Speaking of it being a horror film, I will admit that some of the murders in this film are pretty effective. Things like the shower scene or the bees in the bathroom scene really work and happen to people who definitely were worthy of such a cinematic demise… and then there’s what happens to the obvious paedophile who is, in case I didn’t mention, obviously a paedophile. Like, he literally tries to molest our main character and refers to the young campers as fresh meat in front of other people. He lives, BTW. He gets horrifically burned by water, but the paedophile gets to live while everyone else gets a very obvious and painful death. That’s something that kind of feels wrong, the one person who technically makes it out of this alive (albeit scarred for life) is the actual worst of them all. The burn effect is insanely good though, especially considering the budget they had.
All the effects for this film are pretty great, especially considering that they were working with no real budget to speak of. The fun thing is the effects would be great or they’d find a way to make them memorable and then something else would mess up. There’s a death via hair straightener that’s done entirely in shadow and it’s a genuinely effective moment but it’s preceded by a scene where a character is backlit and you can clearly see that it’s just a different actor with a wig on. The best example of effects good, film not helping them is that end shot where the effects team made a genuinely great Felissa Rose mask to put on the guy they would use for the final shot, but maybe 2 minutes before that a character with a moustache is on screen and he clearly shaved at some point so the moustache is replaced with two pieces of electrical tape… for a close-up shot where there is nothing on-screen other than this actor for 5 seconds.
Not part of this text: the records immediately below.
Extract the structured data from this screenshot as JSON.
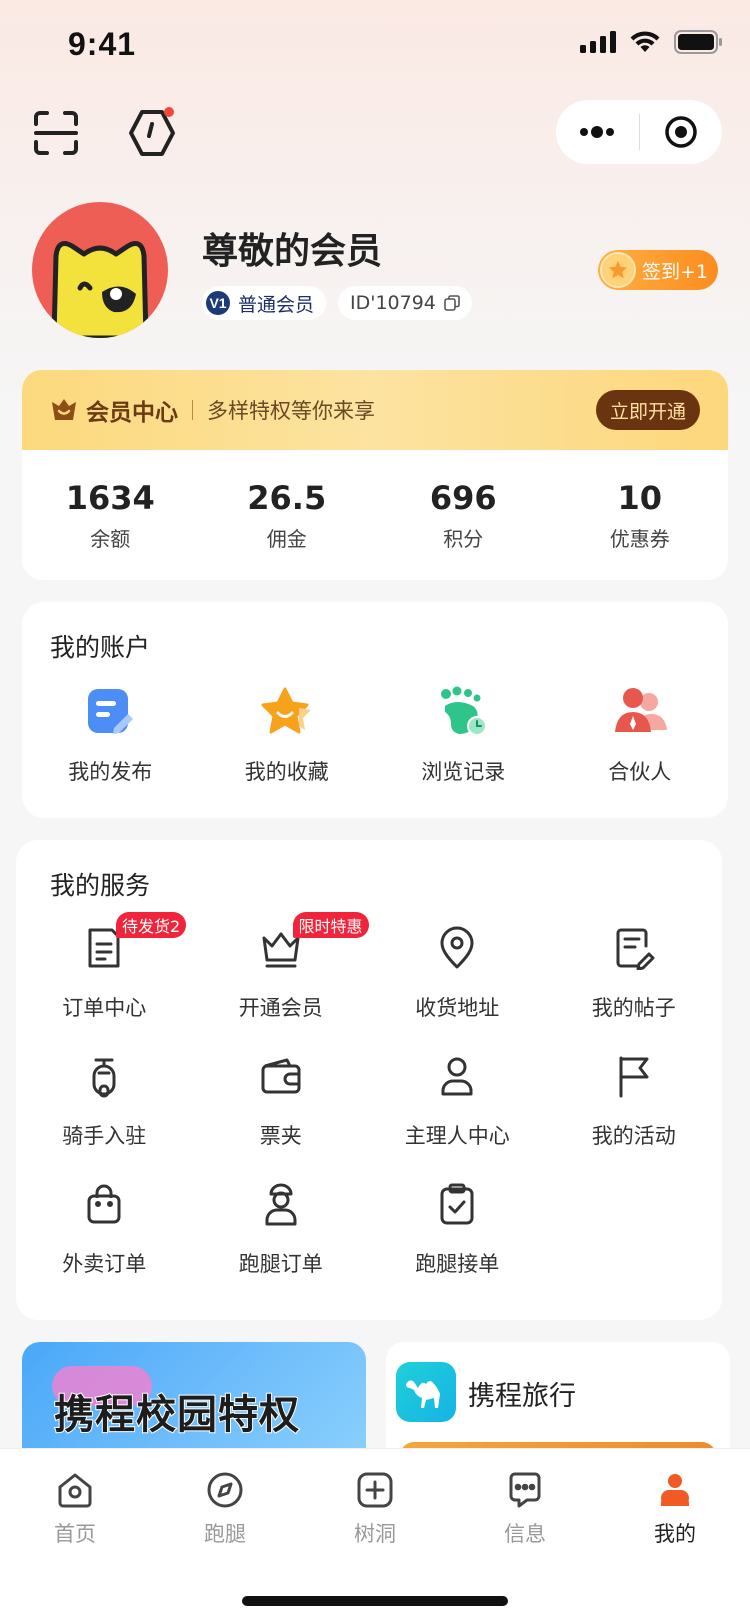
{
  "status_bar": {
    "time": "9:41"
  },
  "profile": {
    "name": "尊敬的会员",
    "level_badge": "V1",
    "level_label": "普通会员",
    "user_id": "ID'10794",
    "checkin_label": "签到+1"
  },
  "member_card": {
    "title": "会员中心",
    "subtitle": "多样特权等你来享",
    "button": "立即开通",
    "stats": [
      {
        "value": "1634",
        "label": "余额"
      },
      {
        "value": "26.5",
        "label": "佣金"
      },
      {
        "value": "696",
        "label": "积分"
      },
      {
        "value": "10",
        "label": "优惠券"
      }
    ]
  },
  "account": {
    "title": "我的账户",
    "items": [
      {
        "label": "我的发布",
        "icon": "edit-doc-icon"
      },
      {
        "label": "我的收藏",
        "icon": "star-icon"
      },
      {
        "label": "浏览记录",
        "icon": "footprint-icon"
      },
      {
        "label": "合伙人",
        "icon": "partner-icon"
      }
    ]
  },
  "services": {
    "title": "我的服务",
    "rows": [
      [
        {
          "label": "订单中心",
          "icon": "order-icon",
          "tag": "待发货2"
        },
        {
          "label": "开通会员",
          "icon": "crown-icon",
          "tag": "限时特惠"
        },
        {
          "label": "收货地址",
          "icon": "location-icon"
        },
        {
          "label": "我的帖子",
          "icon": "post-icon"
        }
      ],
      [
        {
          "label": "骑手入驻",
          "icon": "scooter-icon"
        },
        {
          "label": "票夹",
          "icon": "wallet-icon"
        },
        {
          "label": "主理人中心",
          "icon": "person-icon"
        },
        {
          "label": "我的活动",
          "icon": "flag-icon"
        }
      ],
      [
        {
          "label": "外卖订单",
          "icon": "bag-icon"
        },
        {
          "label": "跑腿订单",
          "icon": "courier-icon"
        },
        {
          "label": "跑腿接单",
          "icon": "clipboard-check-icon"
        }
      ]
    ]
  },
  "promo": {
    "left_text": "携程校园特权",
    "right_name": "携程旅行"
  },
  "tabbar": {
    "tabs": [
      {
        "label": "首页",
        "icon": "home-icon",
        "active": false
      },
      {
        "label": "跑腿",
        "icon": "compass-icon",
        "active": false
      },
      {
        "label": "树洞",
        "icon": "plus-square-icon",
        "active": false
      },
      {
        "label": "信息",
        "icon": "message-icon",
        "active": false
      },
      {
        "label": "我的",
        "icon": "user-icon",
        "active": true
      }
    ]
  },
  "colors": {
    "accent_orange": "#fb8c1e",
    "tag_red": "#f0243a",
    "member_brown": "#6a3410",
    "tab_active": "#f15a24"
  }
}
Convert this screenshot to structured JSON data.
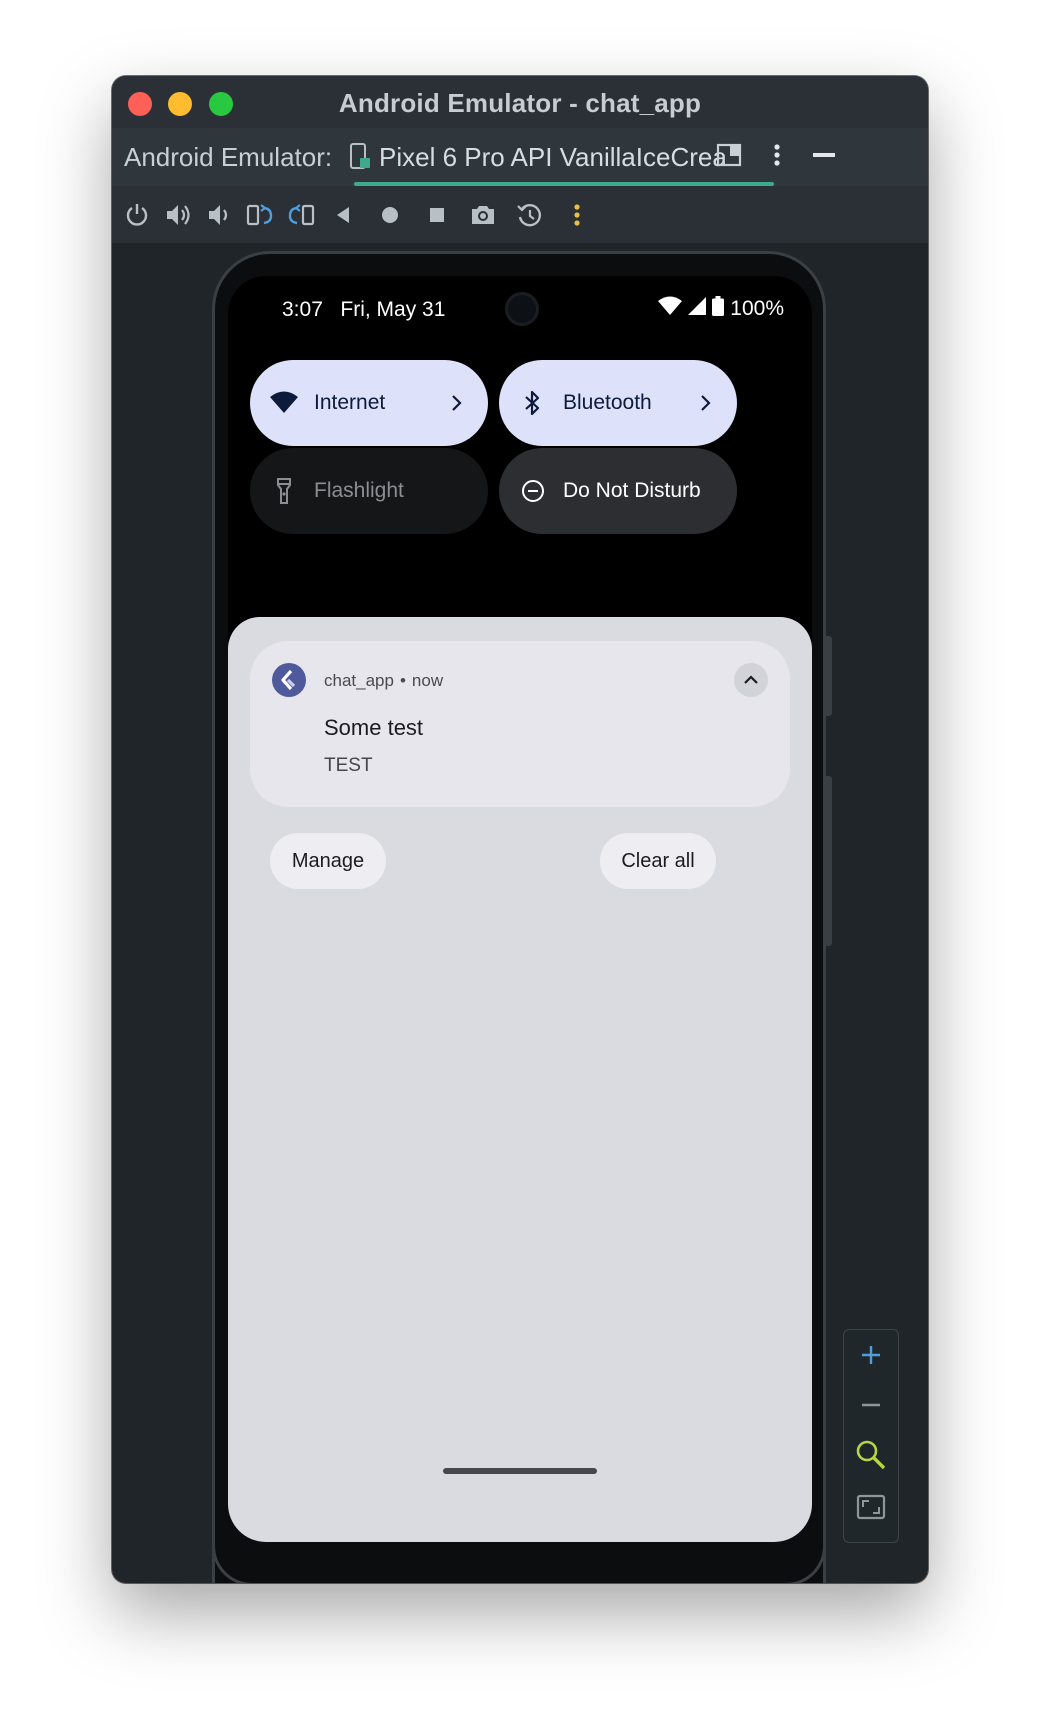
{
  "window": {
    "title": "Android Emulator - chat_app"
  },
  "tabs": {
    "prefix": "Android Emulator:",
    "device": "Pixel 6 Pro API VanillaIceCrea"
  },
  "status_bar": {
    "time_date": "3:07   Fri, May 31",
    "battery": "100%"
  },
  "quick_settings": {
    "internet": "Internet",
    "bluetooth": "Bluetooth",
    "flashlight": "Flashlight",
    "dnd": "Do Not Disturb"
  },
  "notification": {
    "app": "chat_app",
    "separator": "•",
    "time": "now",
    "title": "Some test",
    "body": "TEST"
  },
  "shade_actions": {
    "manage": "Manage",
    "clear_all": "Clear all"
  },
  "colors": {
    "window_bg": "#1f2528",
    "tab_accent": "#3fa98c",
    "qs_active": "#dde2fa",
    "shade_bg": "#dadbe0"
  },
  "icons": {
    "toolbar": [
      "power-icon",
      "volume-up-icon",
      "volume-down-icon",
      "rotate-left-icon",
      "rotate-right-icon",
      "back-icon",
      "home-icon",
      "overview-icon",
      "camera-icon",
      "snapshot-icon",
      "more-vert-icon"
    ],
    "zoom": [
      "zoom-in-icon",
      "zoom-out-icon",
      "zoom-actual-icon",
      "fit-screen-icon"
    ]
  }
}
It’s amazing how this film is simultaneously great and awful.
Sleepaway Camp almost defies description. It has just as many problems as it has moments of greatness. Nothing makes sense but everything works, you can’t take it seriously and yet you almost have to since it’s a film where they address topics of sexuality, gender identity, paedophilia and the concept of how awful it would be to eat shit and live. It’s certainly not quite as good as some of the classics like Friday the 13th or Halloween, but it’s also so delightfully entertaining that even when it ignores every rule of good film making, I can’t be mad about it. It’s a film that’s almost designed specifically to be watched with a bunch of friends while drinking a beer and making jokes at the screen about how stupid everything is. It earned its spot in horror history by just being so damn odd that it’s almost impossible to ignore.
One thought on “Sleepaway Camp (1983) – Oh I’m a Happy Camper”